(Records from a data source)
Segment Open
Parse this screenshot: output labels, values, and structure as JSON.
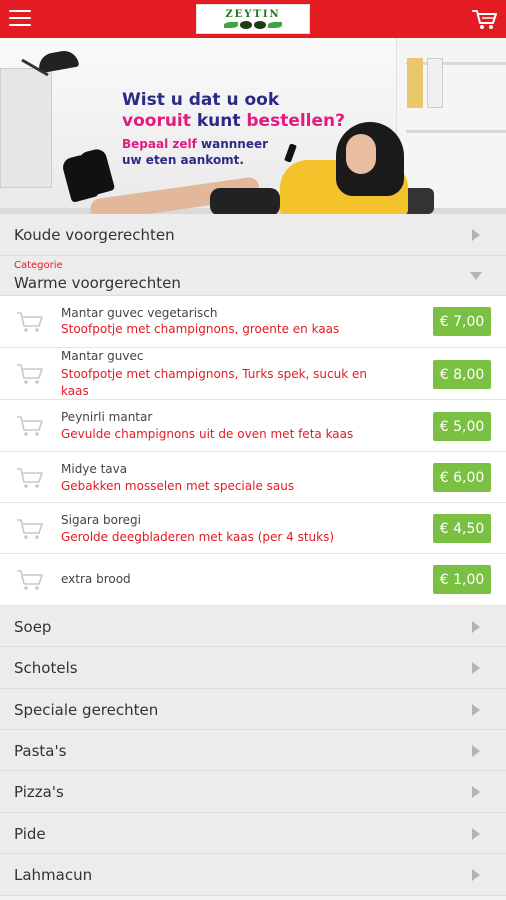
{
  "header": {
    "menu_icon": "hamburger-menu-icon",
    "logo_text": "ZEYTIN",
    "cart_icon": "shopping-cart-icon",
    "brand_color": "#e31b23"
  },
  "banner": {
    "line1": "Wist u dat u ook",
    "line2_a": "vooruit",
    "line2_b": "kunt",
    "line2_c": "bestellen?",
    "line3_a": "Bepaal zelf",
    "line3_b": "wannneer",
    "line4": "uw eten aankomt."
  },
  "categories_top": [
    {
      "label": "Koude voorgerechten"
    }
  ],
  "open_category": {
    "sublabel": "Categorie",
    "label": "Warme voorgerechten"
  },
  "items": [
    {
      "name": "Mantar guvec vegetarisch",
      "desc": "Stoofpotje met champignons, groente en kaas",
      "price": "€ 7,00"
    },
    {
      "name": "Mantar guvec",
      "desc": "Stoofpotje met champignons, Turks spek, sucuk en kaas",
      "price": "€ 8,00"
    },
    {
      "name": "Peynirli mantar",
      "desc": "Gevulde champignons uit de oven met feta kaas",
      "price": "€ 5,00"
    },
    {
      "name": "Midye tava",
      "desc": "Gebakken mosselen met speciale saus",
      "price": "€ 6,00"
    },
    {
      "name": "Sigara boregi",
      "desc": "Gerolde deegbladeren met kaas (per 4 stuks)",
      "price": "€ 4,50"
    },
    {
      "name": "extra brood",
      "desc": "",
      "price": "€ 1,00"
    }
  ],
  "categories_bottom": [
    {
      "label": "Soep"
    },
    {
      "label": "Schotels"
    },
    {
      "label": "Speciale gerechten"
    },
    {
      "label": "Pasta's"
    },
    {
      "label": "Pizza's"
    },
    {
      "label": "Pide"
    },
    {
      "label": "Lahmacun"
    }
  ],
  "colors": {
    "price_bg": "#7ac143",
    "desc_text": "#e31b23",
    "promo_navy": "#2b2a86",
    "promo_pink": "#e6197e"
  }
}
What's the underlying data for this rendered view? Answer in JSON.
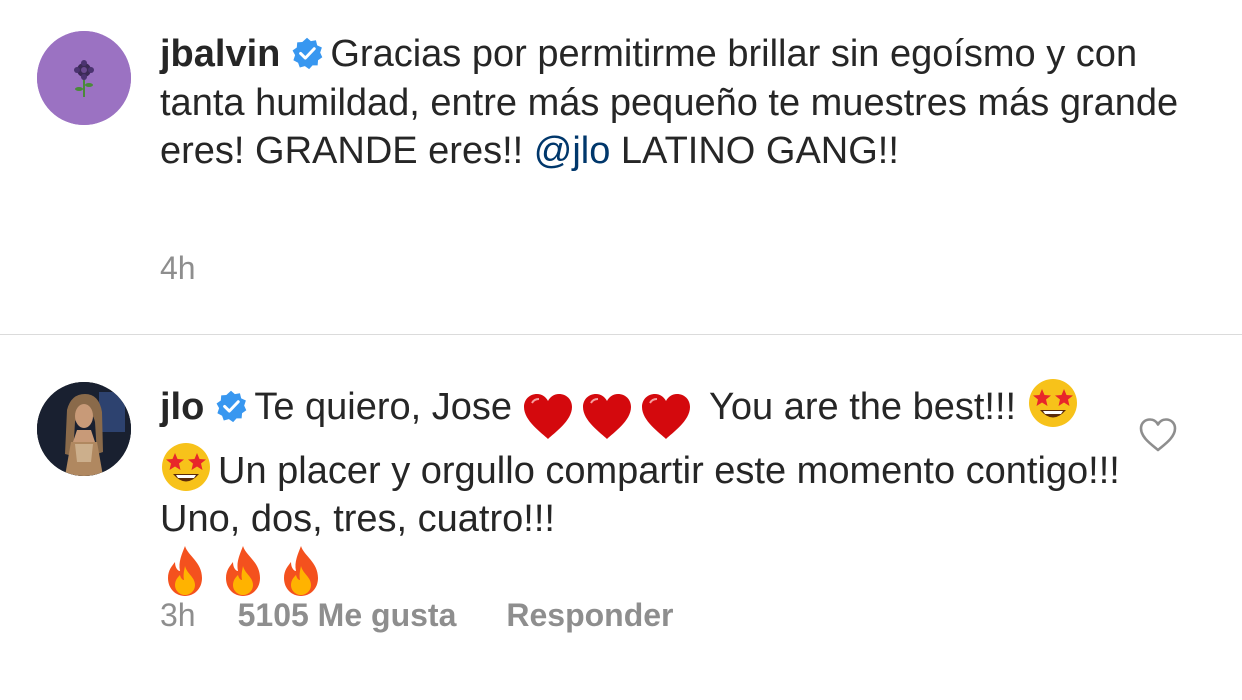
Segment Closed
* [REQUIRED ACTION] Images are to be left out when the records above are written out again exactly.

* [RESULT OF THE EXERCISE]
Parse this screenshot: output labels, values, and structure as JSON.
{
  "header": {
    "menu_icon": "hamburger-menu-icon",
    "logo_text": "ZEYTIN",
    "cart_icon": "shopping-cart-icon",
    "brand_color": "#e31b23"
  },
  "banner": {
    "line1": "Wist u dat u ook",
    "line2_a": "vooruit",
    "line2_b": "kunt",
    "line2_c": "bestellen?",
    "line3_a": "Bepaal zelf",
    "line3_b": "wannneer",
    "line4": "uw eten aankomt."
  },
  "categories_top": [
    {
      "label": "Koude voorgerechten"
    }
  ],
  "open_category": {
    "sublabel": "Categorie",
    "label": "Warme voorgerechten"
  },
  "items": [
    {
      "name": "Mantar guvec vegetarisch",
      "desc": "Stoofpotje met champignons, groente en kaas",
      "price": "€ 7,00"
    },
    {
      "name": "Mantar guvec",
      "desc": "Stoofpotje met champignons, Turks spek, sucuk en kaas",
      "price": "€ 8,00"
    },
    {
      "name": "Peynirli mantar",
      "desc": "Gevulde champignons uit de oven met feta kaas",
      "price": "€ 5,00"
    },
    {
      "name": "Midye tava",
      "desc": "Gebakken mosselen met speciale saus",
      "price": "€ 6,00"
    },
    {
      "name": "Sigara boregi",
      "desc": "Gerolde deegbladeren met kaas (per 4 stuks)",
      "price": "€ 4,50"
    },
    {
      "name": "extra brood",
      "desc": "",
      "price": "€ 1,00"
    }
  ],
  "categories_bottom": [
    {
      "label": "Soep"
    },
    {
      "label": "Schotels"
    },
    {
      "label": "Speciale gerechten"
    },
    {
      "label": "Pasta's"
    },
    {
      "label": "Pizza's"
    },
    {
      "label": "Pide"
    },
    {
      "label": "Lahmacun"
    }
  ],
  "colors": {
    "price_bg": "#7ac143",
    "desc_text": "#e31b23",
    "promo_navy": "#2b2a86",
    "promo_pink": "#e6197e"
  }
}
What's the underlying data for this rendered view? Answer in JSON.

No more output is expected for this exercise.